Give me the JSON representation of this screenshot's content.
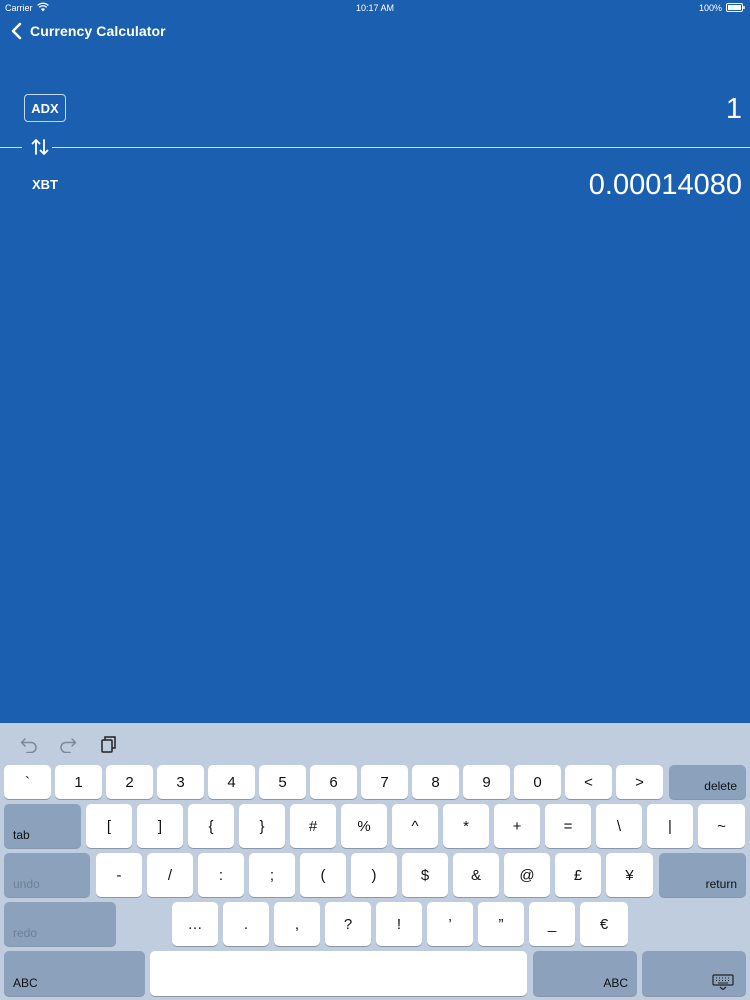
{
  "status_bar": {
    "carrier": "Carrier",
    "time": "10:17 AM",
    "battery": "100%"
  },
  "nav": {
    "back_label": "Currency Calculator"
  },
  "converter": {
    "from_code": "ADX",
    "from_value": "1",
    "to_code": "XBT",
    "to_value": "0.00014080"
  },
  "keyboard": {
    "row1": [
      "`",
      "1",
      "2",
      "3",
      "4",
      "5",
      "6",
      "7",
      "8",
      "9",
      "0",
      "<",
      ">"
    ],
    "delete": "delete",
    "tab": "tab",
    "row2": [
      "[",
      "]",
      "{",
      "}",
      "#",
      "%",
      "^",
      "*",
      "+",
      "=",
      "\\",
      "|",
      "~"
    ],
    "undo": "undo",
    "row3": [
      "-",
      "/",
      ":",
      ";",
      "(",
      ")",
      "$",
      "&",
      "@",
      "£",
      "¥"
    ],
    "return": "return",
    "redo": "redo",
    "row4": [
      "…",
      ".",
      ",",
      "?",
      "!",
      "’",
      "”",
      "_",
      "€"
    ],
    "abc_left": "ABC",
    "abc_right": "ABC"
  },
  "colors": {
    "background": "#1b5fb0",
    "keyboard": "#bfcddf",
    "key": "#ffffff",
    "key_dark": "#8ba1bc"
  }
}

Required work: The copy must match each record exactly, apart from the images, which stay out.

Answer space:
Give me the JSON representation of this screenshot's content.
{
  "status_bar": {
    "carrier": "Carrier",
    "time": "10:17 AM",
    "battery": "100%"
  },
  "nav": {
    "back_label": "Currency Calculator"
  },
  "converter": {
    "from_code": "ADX",
    "from_value": "1",
    "to_code": "XBT",
    "to_value": "0.00014080"
  },
  "keyboard": {
    "row1": [
      "`",
      "1",
      "2",
      "3",
      "4",
      "5",
      "6",
      "7",
      "8",
      "9",
      "0",
      "<",
      ">"
    ],
    "delete": "delete",
    "tab": "tab",
    "row2": [
      "[",
      "]",
      "{",
      "}",
      "#",
      "%",
      "^",
      "*",
      "+",
      "=",
      "\\",
      "|",
      "~"
    ],
    "undo": "undo",
    "row3": [
      "-",
      "/",
      ":",
      ";",
      "(",
      ")",
      "$",
      "&",
      "@",
      "£",
      "¥"
    ],
    "return": "return",
    "redo": "redo",
    "row4": [
      "…",
      ".",
      ",",
      "?",
      "!",
      "’",
      "”",
      "_",
      "€"
    ],
    "abc_left": "ABC",
    "abc_right": "ABC"
  },
  "colors": {
    "background": "#1b5fb0",
    "keyboard": "#bfcddf",
    "key": "#ffffff",
    "key_dark": "#8ba1bc"
  }
}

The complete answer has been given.